EXERCISE PROMPT: Images in the data are to be skipped, while every line is restated exactly as written.

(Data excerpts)
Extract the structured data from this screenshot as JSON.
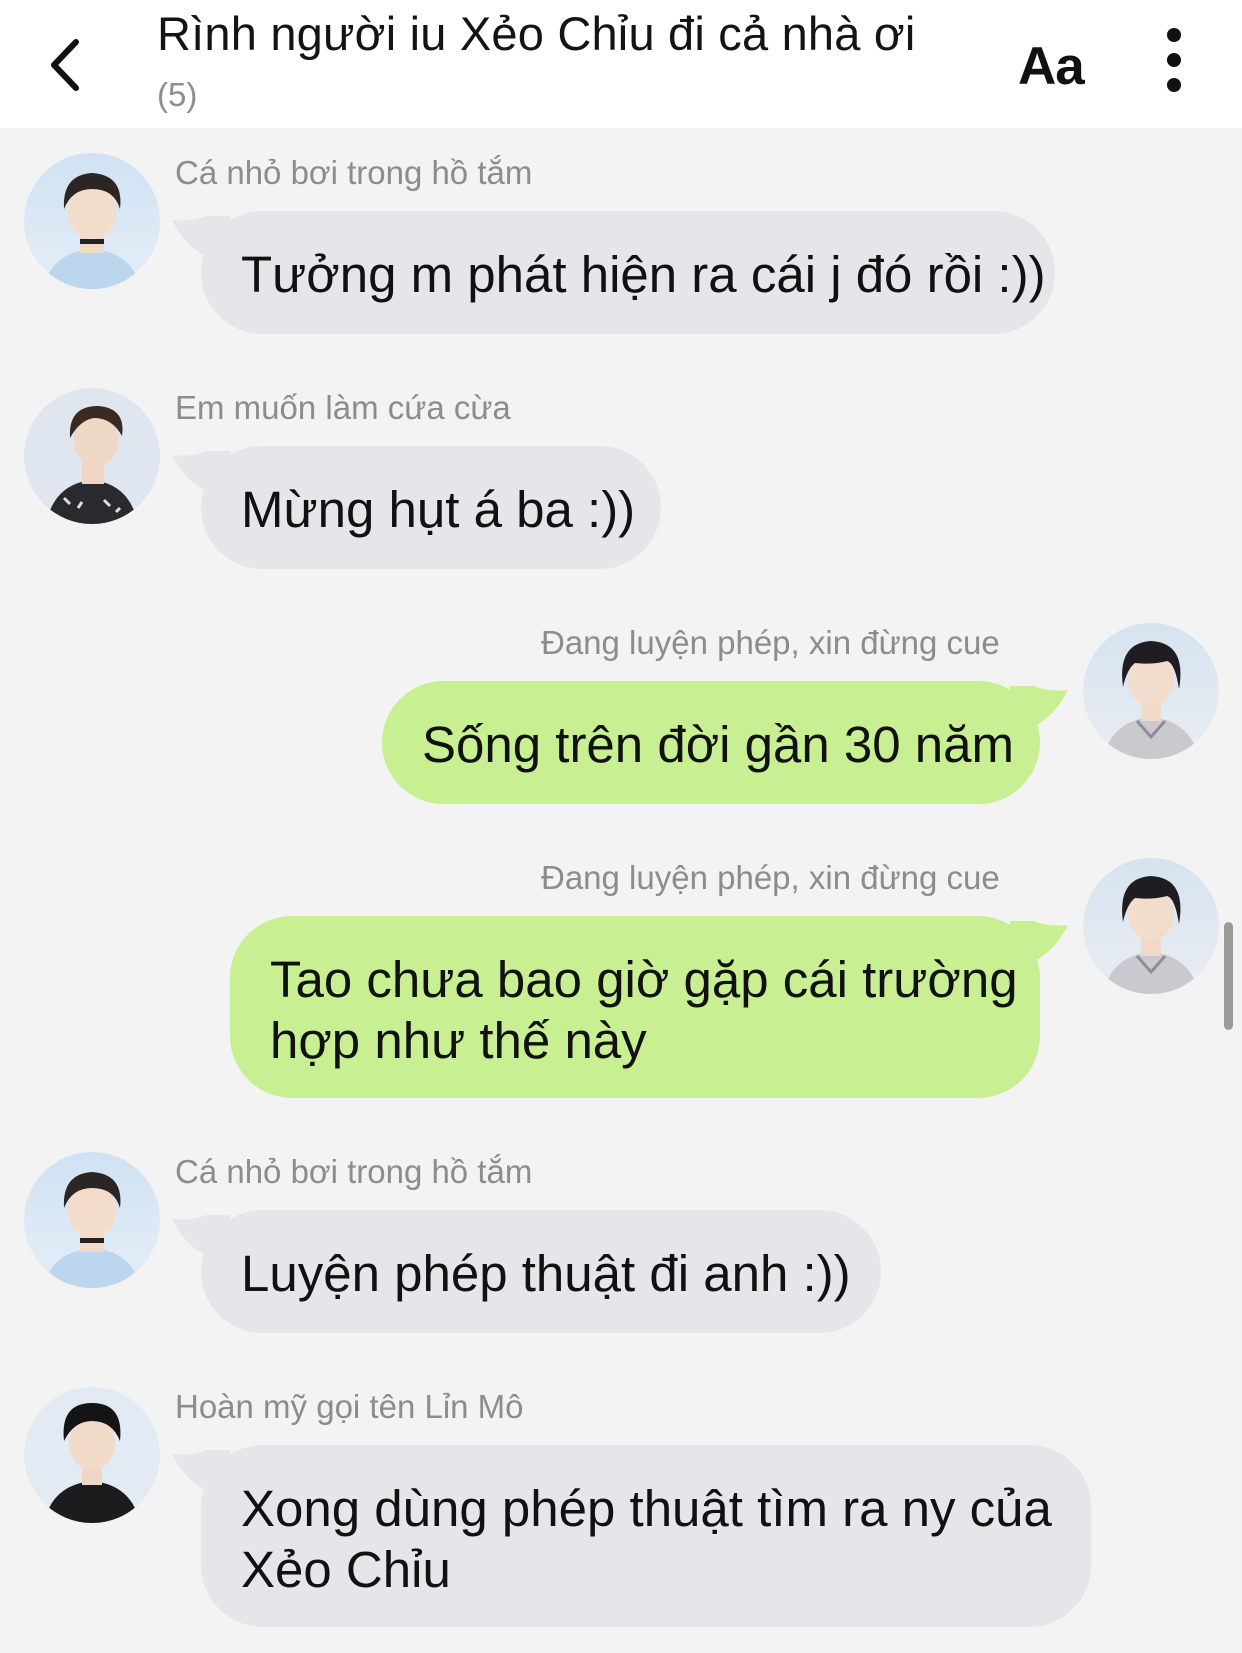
{
  "header": {
    "title": "Rình người iu Xẻo Chỉu đi cả nhà ơi",
    "member_count": "(5)",
    "font_button": "Aa"
  },
  "messages": [
    {
      "sender": "Cá nhỏ bơi trong hồ tắm",
      "text": "Tưởng m phát hiện ra cái j đó rồi :))",
      "direction": "incoming"
    },
    {
      "sender": "Em muốn làm cứa cừa",
      "text": "Mừng hụt á ba :))",
      "direction": "incoming"
    },
    {
      "sender": "Đang luyện phép, xin đừng cue",
      "text": "Sống trên đời gần 30 năm",
      "direction": "outgoing"
    },
    {
      "sender": "Đang luyện phép, xin đừng cue",
      "text_line1": "Tao chưa bao giờ gặp cái trường",
      "text_line2": "hợp như thế này",
      "direction": "outgoing"
    },
    {
      "sender": "Cá nhỏ bơi trong hồ tắm",
      "text": "Luyện phép thuật đi anh :))",
      "direction": "incoming"
    },
    {
      "sender": "Hoàn mỹ gọi tên Lỉn Mô",
      "text_line1": "Xong dùng phép thuật tìm ra ny của",
      "text_line2": "Xẻo Chỉu",
      "direction": "incoming"
    }
  ],
  "colors": {
    "incoming_bubble": "#e4e6ea",
    "outgoing_bubble": "#c8ef92",
    "background": "#f3f3f3"
  }
}
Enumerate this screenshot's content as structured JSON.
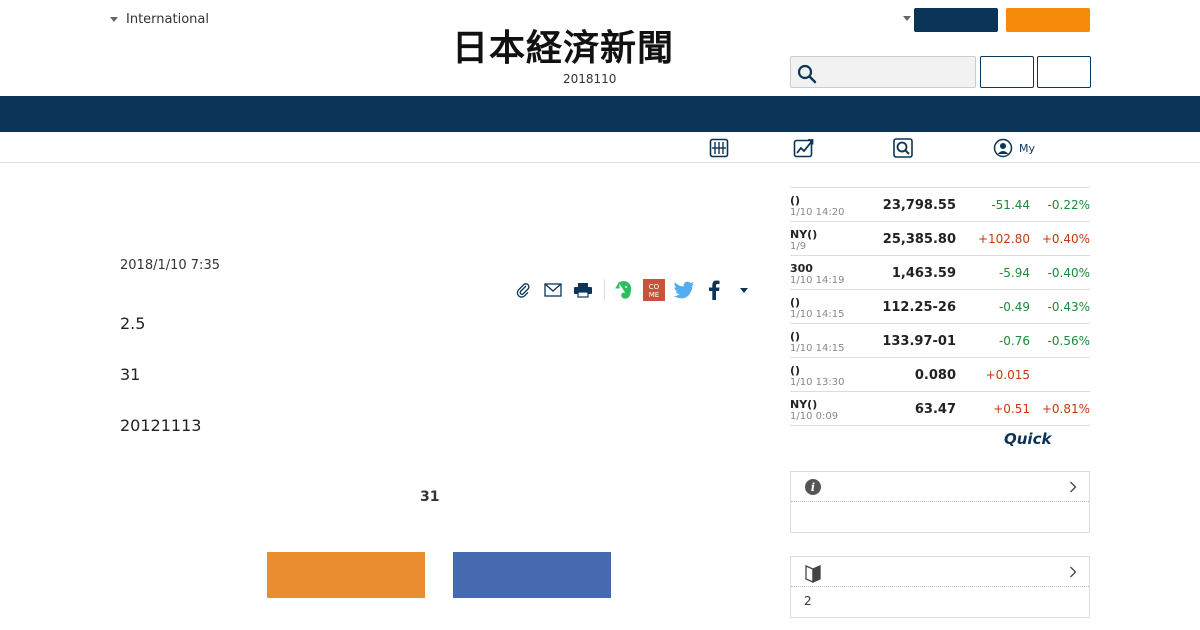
{
  "header": {
    "edition_label": "International",
    "logo_text": "日本経済新聞",
    "date_line": "2018110",
    "search_placeholder": ""
  },
  "subnav": {
    "items": [
      {
        "icon": "newspaper-icon",
        "label": ""
      },
      {
        "icon": "chart-icon",
        "label": ""
      },
      {
        "icon": "search-icon",
        "label": ""
      },
      {
        "icon": "user-icon",
        "label": "My"
      }
    ]
  },
  "article": {
    "date": "2018/1/10 7:35",
    "paragraphs": [
      "2.5",
      "31",
      "20121113"
    ],
    "chart_title": "31",
    "bar_colors": [
      "#ea8c30",
      "#456ab0"
    ]
  },
  "market": {
    "rows": [
      {
        "name": "()",
        "time": "1/10 14:20",
        "value": "23,798.55",
        "change": "-51.44",
        "pct": "-0.22%",
        "dir": "neg"
      },
      {
        "name": "NY()",
        "time": "1/9",
        "value": "25,385.80",
        "change": "+102.80",
        "pct": "+0.40%",
        "dir": "pos"
      },
      {
        "name": "300",
        "time": "1/10 14:19",
        "value": "1,463.59",
        "change": "-5.94",
        "pct": "-0.40%",
        "dir": "neg"
      },
      {
        "name": "()",
        "time": "1/10 14:15",
        "value": "112.25-26",
        "change": "-0.49",
        "pct": "-0.43%",
        "dir": "neg"
      },
      {
        "name": "()",
        "time": "1/10 14:15",
        "value": "133.97-01",
        "change": "-0.76",
        "pct": "-0.56%",
        "dir": "neg"
      },
      {
        "name": "()",
        "time": "1/10 13:30",
        "value": "0.080",
        "change": "+0.015",
        "pct": "",
        "dir": "pos"
      },
      {
        "name": "NY()",
        "time": "1/10 0:09",
        "value": "63.47",
        "change": "+0.51",
        "pct": "+0.81%",
        "dir": "pos"
      }
    ],
    "provider": "Quick"
  },
  "side_boxes": [
    {
      "icon": "info-icon",
      "body": ""
    },
    {
      "icon": "beginner-mark-icon",
      "body": "2"
    }
  ],
  "colors": {
    "navy": "#0b3558",
    "orange": "#f58b09",
    "negative": "#1a8a3a",
    "positive": "#c6390e"
  }
}
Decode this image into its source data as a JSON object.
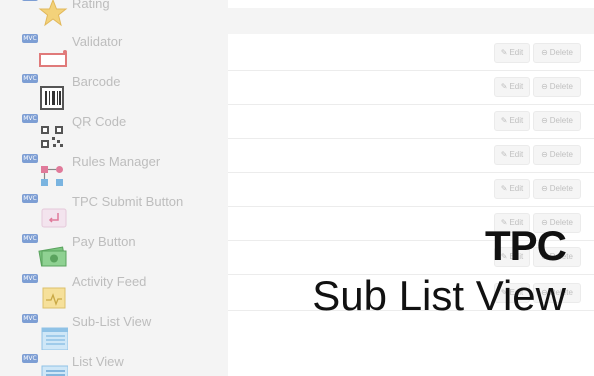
{
  "sidebar": {
    "badge": "MVC",
    "items": [
      {
        "label": "Rating",
        "icon": "star-icon"
      },
      {
        "label": "Validator",
        "icon": "validator-icon"
      },
      {
        "label": "Barcode",
        "icon": "barcode-icon"
      },
      {
        "label": "QR Code",
        "icon": "qr-code-icon"
      },
      {
        "label": "Rules Manager",
        "icon": "rules-manager-icon"
      },
      {
        "label": "TPC Submit Button",
        "icon": "submit-button-icon"
      },
      {
        "label": "Pay Button",
        "icon": "pay-button-icon"
      },
      {
        "label": "Activity Feed",
        "icon": "activity-feed-icon"
      },
      {
        "label": "Sub-List View",
        "icon": "sub-list-view-icon"
      },
      {
        "label": "List View",
        "icon": "list-view-icon"
      }
    ]
  },
  "list": {
    "edit_label": "Edit",
    "delete_label": "Delete"
  },
  "overlay": {
    "title": "TPC",
    "subtitle": "Sub List View"
  }
}
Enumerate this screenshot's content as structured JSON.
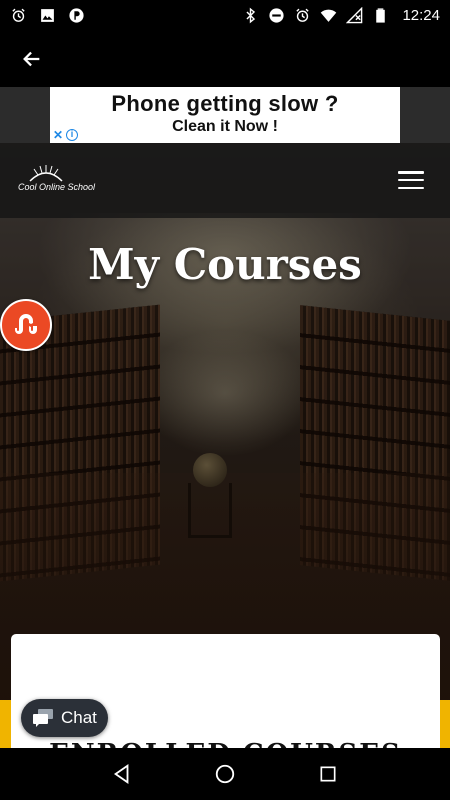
{
  "status_bar": {
    "time": "12:24",
    "left_icons": [
      "alarm-icon",
      "image-icon",
      "p-app-icon"
    ],
    "right_icons": [
      "bluetooth-icon",
      "dnd-icon",
      "alarm-icon",
      "wifi-icon",
      "no-signal-icon",
      "battery-icon"
    ]
  },
  "app_bar": {
    "back_icon": "arrow-left-icon"
  },
  "ad": {
    "title": "Phone getting slow ?",
    "subtitle": "Clean it Now !",
    "close_glyph": "✕",
    "info_glyph": "i"
  },
  "header": {
    "logo_text": "Cool Online School",
    "menu_icon": "hamburger-menu-icon"
  },
  "hero": {
    "title": "My Courses"
  },
  "share": {
    "icon": "stumbleupon-icon",
    "color": "#eb4924"
  },
  "card": {
    "peek_text": "ENROLLED COURSES"
  },
  "chat": {
    "label": "Chat"
  },
  "nav": {
    "icons": [
      "back-triangle-icon",
      "home-circle-icon",
      "recents-square-icon"
    ]
  },
  "colors": {
    "accent_gold": "#f0b400",
    "chat_bg": "#2b3038"
  }
}
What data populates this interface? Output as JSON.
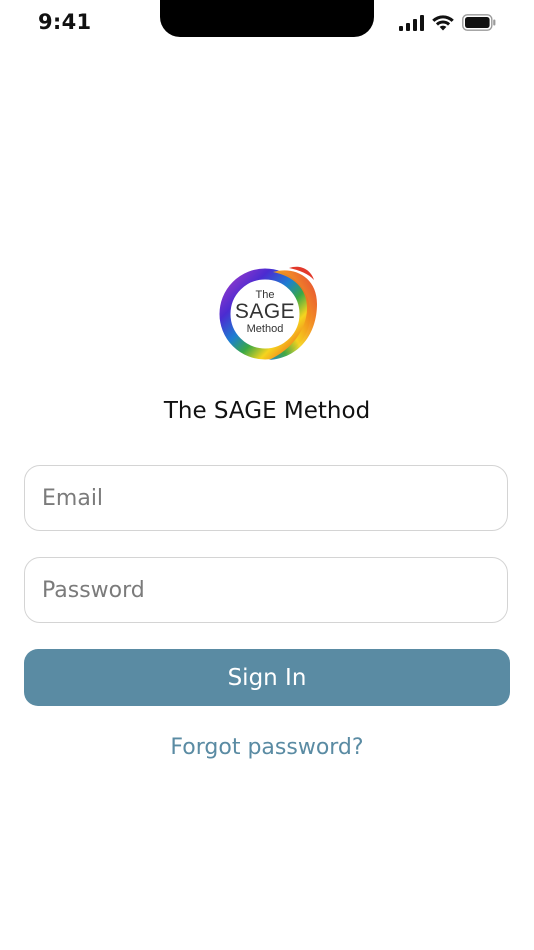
{
  "status_bar": {
    "time": "9:41",
    "signal_icon": "cellular-signal-icon",
    "wifi_icon": "wifi-icon",
    "battery_icon": "battery-icon"
  },
  "logo": {
    "line1": "The",
    "line2": "SAGE",
    "line3": "Method",
    "ring_colors": [
      "#e2392b",
      "#f28a1b",
      "#f5d41f",
      "#39a845",
      "#1c7fd1",
      "#4b2bd1",
      "#a23cc9"
    ]
  },
  "app_title": "The SAGE Method",
  "form": {
    "email_placeholder": "Email",
    "email_value": "",
    "password_placeholder": "Password",
    "password_value": "",
    "sign_in_label": "Sign In",
    "forgot_label": "Forgot password?"
  },
  "colors": {
    "accent": "#5a8ba3",
    "field_border": "#d4d4d4",
    "placeholder": "#7b7b7b"
  }
}
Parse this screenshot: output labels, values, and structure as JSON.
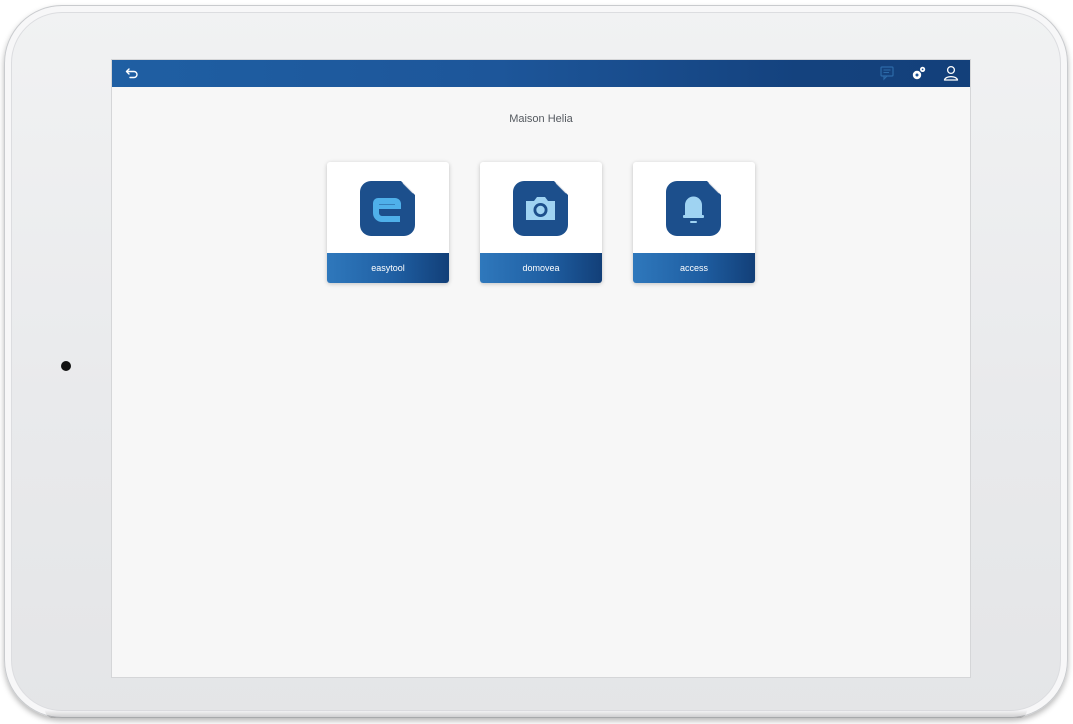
{
  "app": {
    "house_name": "Maison Helia"
  },
  "toolbar": {
    "icons": [
      "back-icon",
      "message-icon",
      "settings-gear-icon",
      "user-icon"
    ]
  },
  "apps": [
    {
      "label": "easytool",
      "icon": "easytool-e-icon"
    },
    {
      "label": "domovea",
      "icon": "camera-icon"
    },
    {
      "label": "access",
      "icon": "bell-icon"
    }
  ],
  "colors": {
    "topbar": "#1d569a",
    "tile_icon": "#1c4f8c",
    "screen_bg": "#f7f7f7",
    "device_frame": "#eceded"
  }
}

WRITTEN REPLY:
Extract the structured data from this screenshot as JSON.
{
  "header": {
    "title": "Rình người iu Xẻo Chỉu đi cả nhà ơi",
    "member_count": "(5)",
    "font_button": "Aa"
  },
  "messages": [
    {
      "sender": "Cá nhỏ bơi trong hồ tắm",
      "text": "Tưởng m phát hiện ra cái j đó rồi :))",
      "direction": "incoming"
    },
    {
      "sender": "Em muốn làm cứa cừa",
      "text": "Mừng hụt á ba :))",
      "direction": "incoming"
    },
    {
      "sender": "Đang luyện phép, xin đừng cue",
      "text": "Sống trên đời gần 30 năm",
      "direction": "outgoing"
    },
    {
      "sender": "Đang luyện phép, xin đừng cue",
      "text_line1": "Tao chưa bao giờ gặp cái trường",
      "text_line2": "hợp như thế này",
      "direction": "outgoing"
    },
    {
      "sender": "Cá nhỏ bơi trong hồ tắm",
      "text": "Luyện phép thuật đi anh :))",
      "direction": "incoming"
    },
    {
      "sender": "Hoàn mỹ gọi tên Lỉn Mô",
      "text_line1": "Xong dùng phép thuật tìm ra ny của",
      "text_line2": "Xẻo Chỉu",
      "direction": "incoming"
    }
  ],
  "colors": {
    "incoming_bubble": "#e4e6ea",
    "outgoing_bubble": "#c8ef92",
    "background": "#f3f3f3"
  }
}
Enumerate this screenshot's content as structured JSON.
{
  "header": {
    "edition_label": "International",
    "logo_text": "日本経済新聞",
    "date_line": "2018110",
    "search_placeholder": ""
  },
  "subnav": {
    "items": [
      {
        "icon": "newspaper-icon",
        "label": ""
      },
      {
        "icon": "chart-icon",
        "label": ""
      },
      {
        "icon": "search-icon",
        "label": ""
      },
      {
        "icon": "user-icon",
        "label": "My"
      }
    ]
  },
  "article": {
    "date": "2018/1/10 7:35",
    "paragraphs": [
      "2.5",
      "31",
      "20121113"
    ],
    "chart_title": "31",
    "bar_colors": [
      "#ea8c30",
      "#456ab0"
    ]
  },
  "market": {
    "rows": [
      {
        "name": "()",
        "time": "1/10 14:20",
        "value": "23,798.55",
        "change": "-51.44",
        "pct": "-0.22%",
        "dir": "neg"
      },
      {
        "name": "NY()",
        "time": "1/9",
        "value": "25,385.80",
        "change": "+102.80",
        "pct": "+0.40%",
        "dir": "pos"
      },
      {
        "name": "300",
        "time": "1/10 14:19",
        "value": "1,463.59",
        "change": "-5.94",
        "pct": "-0.40%",
        "dir": "neg"
      },
      {
        "name": "()",
        "time": "1/10 14:15",
        "value": "112.25-26",
        "change": "-0.49",
        "pct": "-0.43%",
        "dir": "neg"
      },
      {
        "name": "()",
        "time": "1/10 14:15",
        "value": "133.97-01",
        "change": "-0.76",
        "pct": "-0.56%",
        "dir": "neg"
      },
      {
        "name": "()",
        "time": "1/10 13:30",
        "value": "0.080",
        "change": "+0.015",
        "pct": "",
        "dir": "pos"
      },
      {
        "name": "NY()",
        "time": "1/10 0:09",
        "value": "63.47",
        "change": "+0.51",
        "pct": "+0.81%",
        "dir": "pos"
      }
    ],
    "provider": "Quick"
  },
  "side_boxes": [
    {
      "icon": "info-icon",
      "body": ""
    },
    {
      "icon": "beginner-mark-icon",
      "body": "2"
    }
  ],
  "colors": {
    "navy": "#0b3558",
    "orange": "#f58b09",
    "negative": "#1a8a3a",
    "positive": "#c6390e"
  }
}
Decode this image into its source data as a JSON object.
{
  "sidebar": {
    "badge": "MVC",
    "items": [
      {
        "label": "Rating",
        "icon": "star-icon"
      },
      {
        "label": "Validator",
        "icon": "validator-icon"
      },
      {
        "label": "Barcode",
        "icon": "barcode-icon"
      },
      {
        "label": "QR Code",
        "icon": "qr-code-icon"
      },
      {
        "label": "Rules Manager",
        "icon": "rules-manager-icon"
      },
      {
        "label": "TPC Submit Button",
        "icon": "submit-button-icon"
      },
      {
        "label": "Pay Button",
        "icon": "pay-button-icon"
      },
      {
        "label": "Activity Feed",
        "icon": "activity-feed-icon"
      },
      {
        "label": "Sub-List View",
        "icon": "sub-list-view-icon"
      },
      {
        "label": "List View",
        "icon": "list-view-icon"
      }
    ]
  },
  "list": {
    "edit_label": "Edit",
    "delete_label": "Delete"
  },
  "overlay": {
    "title": "TPC",
    "subtitle": "Sub List View"
  }
}
Enumerate this screenshot's content as structured JSON.
{
  "status_bar": {
    "time": "12:24",
    "left_icons": [
      "alarm-icon",
      "image-icon",
      "p-app-icon"
    ],
    "right_icons": [
      "bluetooth-icon",
      "dnd-icon",
      "alarm-icon",
      "wifi-icon",
      "no-signal-icon",
      "battery-icon"
    ]
  },
  "app_bar": {
    "back_icon": "arrow-left-icon"
  },
  "ad": {
    "title": "Phone getting slow ?",
    "subtitle": "Clean it Now !",
    "close_glyph": "✕",
    "info_glyph": "i"
  },
  "header": {
    "logo_text": "Cool Online School",
    "menu_icon": "hamburger-menu-icon"
  },
  "hero": {
    "title": "My Courses"
  },
  "share": {
    "icon": "stumbleupon-icon",
    "color": "#eb4924"
  },
  "card": {
    "peek_text": "ENROLLED COURSES"
  },
  "chat": {
    "label": "Chat"
  },
  "nav": {
    "icons": [
      "back-triangle-icon",
      "home-circle-icon",
      "recents-square-icon"
    ]
  },
  "colors": {
    "accent_gold": "#f0b400",
    "chat_bg": "#2b3038"
  }
}
What data populates this interface? Output as JSON.
{
  "status_bar": {
    "time": "9:41",
    "signal_icon": "cellular-signal-icon",
    "wifi_icon": "wifi-icon",
    "battery_icon": "battery-icon"
  },
  "logo": {
    "line1": "The",
    "line2": "SAGE",
    "line3": "Method",
    "ring_colors": [
      "#e2392b",
      "#f28a1b",
      "#f5d41f",
      "#39a845",
      "#1c7fd1",
      "#4b2bd1",
      "#a23cc9"
    ]
  },
  "app_title": "The SAGE Method",
  "form": {
    "email_placeholder": "Email",
    "email_value": "",
    "password_placeholder": "Password",
    "password_value": "",
    "sign_in_label": "Sign In",
    "forgot_label": "Forgot password?"
  },
  "colors": {
    "accent": "#5a8ba3",
    "field_border": "#d4d4d4",
    "placeholder": "#7b7b7b"
  }
}
Parse this screenshot: output labels, values, and structure as JSON.
{
  "app": {
    "house_name": "Maison Helia"
  },
  "toolbar": {
    "icons": [
      "back-icon",
      "message-icon",
      "settings-gear-icon",
      "user-icon"
    ]
  },
  "apps": [
    {
      "label": "easytool",
      "icon": "easytool-e-icon"
    },
    {
      "label": "domovea",
      "icon": "camera-icon"
    },
    {
      "label": "access",
      "icon": "bell-icon"
    }
  ],
  "colors": {
    "topbar": "#1d569a",
    "tile_icon": "#1c4f8c",
    "screen_bg": "#f7f7f7",
    "device_frame": "#eceded"
  }
}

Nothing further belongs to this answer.